Sponsorship of a Cochrane Review is defined as a sum of money given to an author or group of authors to prepare, or update, a Cochrane Review. Such sponsorship can include commissioning of specific systematic reviews and funding of a sabbatical period to work on a Cochrane Review.

Firewall is defined here to mean, figuratively, a fireproof wall put in place to ensure that, if a fire occurs, it is confined to one area. The term is used to indicate a clear barrier or separation between a source of funding and the use to which that funding is put, so as to prevent any influence by the funding source on the outcome of, say, a Cochrane Review. Cochrane Review Groups

To ensure the integrity (real and perceived) of the ‘firewall’, it is also prohibited for a commercial source or sources (as defined above) to sponsor Cochrane groups that produce Cochrane Reviews, that is, Cochrane Review Groups. Fields and the Consumer Network

It is also prohibited for a commercial source or sources (as defined above) to sponsor Fields and to the Consumer Network because of the close proximity of these groups to the production of Cochrane Reviews. Methods Groups

Funding from a commercial source (as defined above) for the activities of Methods Groups, or of their members, in producing Cochrane Reviews of healthcare interventions or tests, or supporting individual review groups, including peer review, is not permitted. Methodologists who have personally received remuneration or research funds from a commercial source in the previous five years should ensure that they have no involvement in reviews of interventions or tests in which the commercial source has a vested interest. The receipt and use of commercial funds by Methods Groups for other purposes must be declared in Methods Groups’ modules.

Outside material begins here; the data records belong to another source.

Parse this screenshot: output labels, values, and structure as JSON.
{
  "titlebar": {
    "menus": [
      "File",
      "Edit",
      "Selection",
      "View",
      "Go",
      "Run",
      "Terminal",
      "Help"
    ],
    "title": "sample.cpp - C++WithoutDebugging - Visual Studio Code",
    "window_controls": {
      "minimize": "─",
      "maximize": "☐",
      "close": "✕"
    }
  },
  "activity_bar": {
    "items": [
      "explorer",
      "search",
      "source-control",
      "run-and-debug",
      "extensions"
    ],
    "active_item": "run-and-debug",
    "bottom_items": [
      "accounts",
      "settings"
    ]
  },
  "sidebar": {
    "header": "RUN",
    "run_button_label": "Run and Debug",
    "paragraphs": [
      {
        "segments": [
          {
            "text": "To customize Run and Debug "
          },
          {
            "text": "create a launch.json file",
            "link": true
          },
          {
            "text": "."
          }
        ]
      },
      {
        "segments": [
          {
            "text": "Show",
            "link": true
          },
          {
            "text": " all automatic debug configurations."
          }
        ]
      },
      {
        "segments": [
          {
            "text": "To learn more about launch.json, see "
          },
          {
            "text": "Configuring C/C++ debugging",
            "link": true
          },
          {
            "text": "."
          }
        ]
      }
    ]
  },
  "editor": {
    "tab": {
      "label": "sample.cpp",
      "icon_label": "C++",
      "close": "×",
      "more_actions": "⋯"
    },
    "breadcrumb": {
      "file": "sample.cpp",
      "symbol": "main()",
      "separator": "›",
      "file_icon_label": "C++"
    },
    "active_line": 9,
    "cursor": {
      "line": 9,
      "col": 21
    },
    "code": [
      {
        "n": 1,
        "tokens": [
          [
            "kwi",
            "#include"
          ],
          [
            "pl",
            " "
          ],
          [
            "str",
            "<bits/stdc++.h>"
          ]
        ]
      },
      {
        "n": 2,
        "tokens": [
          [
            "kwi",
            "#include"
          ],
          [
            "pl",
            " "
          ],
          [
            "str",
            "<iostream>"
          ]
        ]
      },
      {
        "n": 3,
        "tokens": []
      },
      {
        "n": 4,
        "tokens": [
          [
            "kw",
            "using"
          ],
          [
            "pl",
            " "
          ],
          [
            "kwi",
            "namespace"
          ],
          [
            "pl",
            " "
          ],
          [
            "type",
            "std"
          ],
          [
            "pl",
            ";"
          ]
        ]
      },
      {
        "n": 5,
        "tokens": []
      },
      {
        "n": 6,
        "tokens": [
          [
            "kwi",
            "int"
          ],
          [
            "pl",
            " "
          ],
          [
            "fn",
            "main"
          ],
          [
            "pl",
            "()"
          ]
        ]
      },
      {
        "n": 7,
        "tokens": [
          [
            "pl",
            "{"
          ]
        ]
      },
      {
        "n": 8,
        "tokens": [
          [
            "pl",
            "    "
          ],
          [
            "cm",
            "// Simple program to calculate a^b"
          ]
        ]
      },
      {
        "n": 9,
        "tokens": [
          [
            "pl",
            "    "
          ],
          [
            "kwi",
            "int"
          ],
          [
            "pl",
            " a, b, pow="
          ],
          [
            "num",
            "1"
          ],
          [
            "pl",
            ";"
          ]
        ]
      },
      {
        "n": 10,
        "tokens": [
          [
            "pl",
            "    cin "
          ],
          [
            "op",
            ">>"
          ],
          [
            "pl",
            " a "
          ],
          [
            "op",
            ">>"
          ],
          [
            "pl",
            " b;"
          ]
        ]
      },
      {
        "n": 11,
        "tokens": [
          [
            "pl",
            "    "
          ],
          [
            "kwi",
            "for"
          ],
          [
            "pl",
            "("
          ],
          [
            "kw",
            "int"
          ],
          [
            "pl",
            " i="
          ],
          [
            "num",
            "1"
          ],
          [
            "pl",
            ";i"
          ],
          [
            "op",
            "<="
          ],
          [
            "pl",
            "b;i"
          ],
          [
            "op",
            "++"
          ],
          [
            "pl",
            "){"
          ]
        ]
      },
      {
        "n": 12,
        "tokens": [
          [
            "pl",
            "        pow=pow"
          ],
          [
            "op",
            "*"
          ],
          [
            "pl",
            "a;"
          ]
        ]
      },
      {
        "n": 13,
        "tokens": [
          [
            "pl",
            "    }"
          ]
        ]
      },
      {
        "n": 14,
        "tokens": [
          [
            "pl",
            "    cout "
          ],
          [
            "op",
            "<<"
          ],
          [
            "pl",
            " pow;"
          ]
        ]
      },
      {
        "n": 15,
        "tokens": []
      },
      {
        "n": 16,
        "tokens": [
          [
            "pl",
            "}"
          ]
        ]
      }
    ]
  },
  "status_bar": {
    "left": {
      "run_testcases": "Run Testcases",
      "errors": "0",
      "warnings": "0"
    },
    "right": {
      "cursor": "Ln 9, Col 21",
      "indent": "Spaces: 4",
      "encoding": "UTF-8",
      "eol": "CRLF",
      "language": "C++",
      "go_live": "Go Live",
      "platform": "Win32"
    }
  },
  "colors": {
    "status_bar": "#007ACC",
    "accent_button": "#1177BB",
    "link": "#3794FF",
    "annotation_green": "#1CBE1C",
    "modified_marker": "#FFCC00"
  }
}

Historical note: The position on commercial funding of Methods Groups’ activities was reviewed and reconsidered at the Steering Group mid-year meeting in Khon Kaen in April 2006. Cochrane Centres

The situation with regard to Cochrane Centres is more complex than for other Cochrane groups. For example, Centres can be both close to the production of Cochrane Reviews (like Fields and the Consumer Network) but can also engage in methodological work (like Methods Groups).

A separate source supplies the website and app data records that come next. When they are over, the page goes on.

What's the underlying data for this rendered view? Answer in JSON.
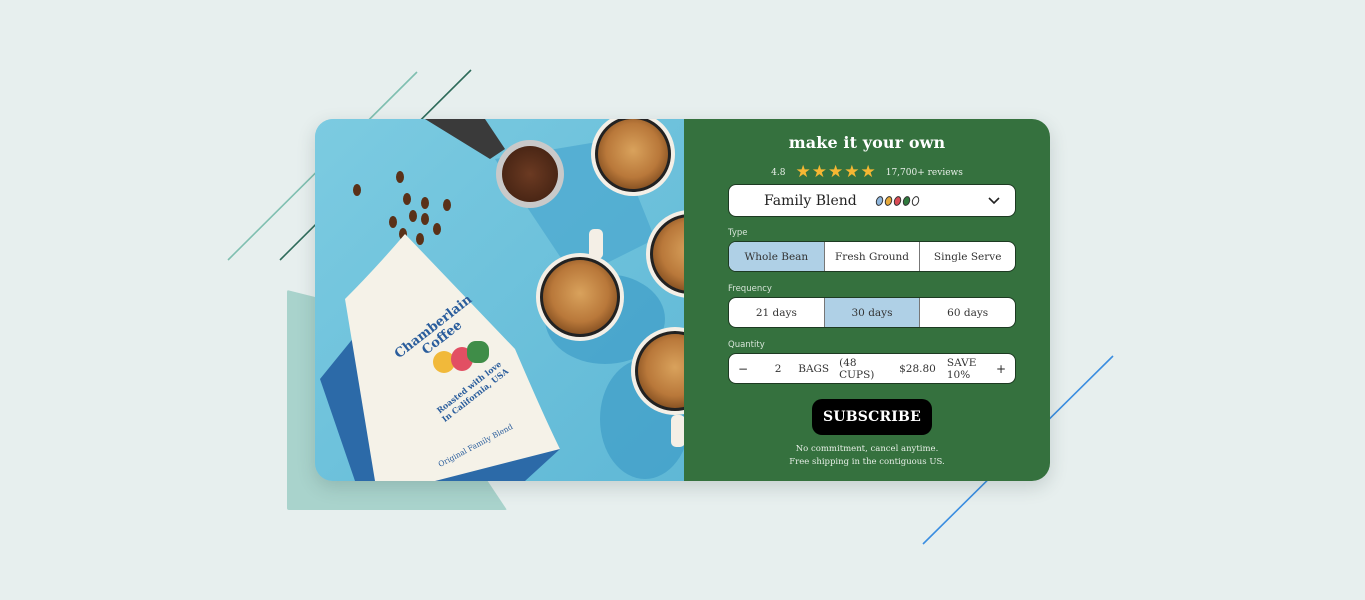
{
  "product": {
    "heading": "make it your own",
    "rating": {
      "score": "4.8",
      "stars": 5,
      "reviews": "17,700+ reviews"
    },
    "blend_select": {
      "selected": "Family Blend",
      "bean_colors": [
        "#8fb6dc",
        "#e6a93a",
        "#d94a55",
        "#2f7a3d",
        "#ffffff"
      ]
    },
    "type": {
      "label": "Type",
      "options": [
        "Whole Bean",
        "Fresh Ground",
        "Single Serve"
      ],
      "selected": "Whole Bean"
    },
    "frequency": {
      "label": "Frequency",
      "options": [
        "21 days",
        "30 days",
        "60 days"
      ],
      "selected": "30 days"
    },
    "quantity": {
      "label": "Quantity",
      "decrement": "−",
      "value": "2",
      "unit": "BAGS",
      "cups": "(48 CUPS)",
      "price": "$28.80",
      "savings": "SAVE 10%",
      "increment": "+"
    },
    "subscribe_label": "SUBSCRIBE",
    "notes": [
      "No commitment, cancel anytime.",
      "Free shipping in the contiguous US."
    ]
  },
  "photo": {
    "bag_brand": "Chamberlain Coffee",
    "bag_tagline": "Roasted with love In California, USA",
    "bag_product": "Original Family Blend"
  },
  "colors": {
    "panel_green": "#35713e",
    "selected_option": "#afd0e6",
    "star": "#f6b733",
    "background": "#e7efee"
  }
}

As a principle, there should be no direct funding of Cochrane Centres (or Branches of Centres) by commercial sources. This includes the funding of core and non-core functions of Cochrane Centres. Direct funding of Cochrane Centres from commercial sources is prohibited. Non-direct funding of non-core activities (e.g. translation) is permitted (since 2010) from a central fund (see below).

Historical note: The position on commercial funding of Cochrane Centres’ activities was reviewed and reconsidered at the Steering Group mid-year meeting in Providence in April 2005. Direct funding of Cochrane Centres from commercial sources is prohibited from April 2010. Steering Group and Central Executive Team

Information about conflicts of interest for Steering Group members and the Central Executive Team can be found here and a full list of conflicts can be found here. Central fund for donations

A central fund is available into which unrestricted donations can be made.  There is no prohibition on donations from any single company or type of industry but that all funding of activity in Cochrane should be in keeping with Cochrane's principles. Cochrane Colloquiua

Commercial sponsorship of Cochrane Colloquia is banned (agreed by the Steering Group, April 2013). Funds from reprints of Cochrane Reviews

Authors and Cochrane Review Groups should not receive royalties on sales of reprints of their Cochrane Reviews, since these sales are likely to have been made to commercial sources and might, therefore, be assumed to be equivalent to direct sponsorship of the Cochrane Review or Group. Therefore, the current policy that royalties on reprint sales go to Cochrane centrally, via the Collaboration Trading Company, will continue. When a central fund is established, the possibility that such income should go into it will be discussed.

John Wiley and Sons Limited should continue to be encouraged to make bulk sales of The Cochrane Library and derivative products to commercial sources.


This page was updated on 5 December 2013.

Updated on: December 4, 2013, 11:45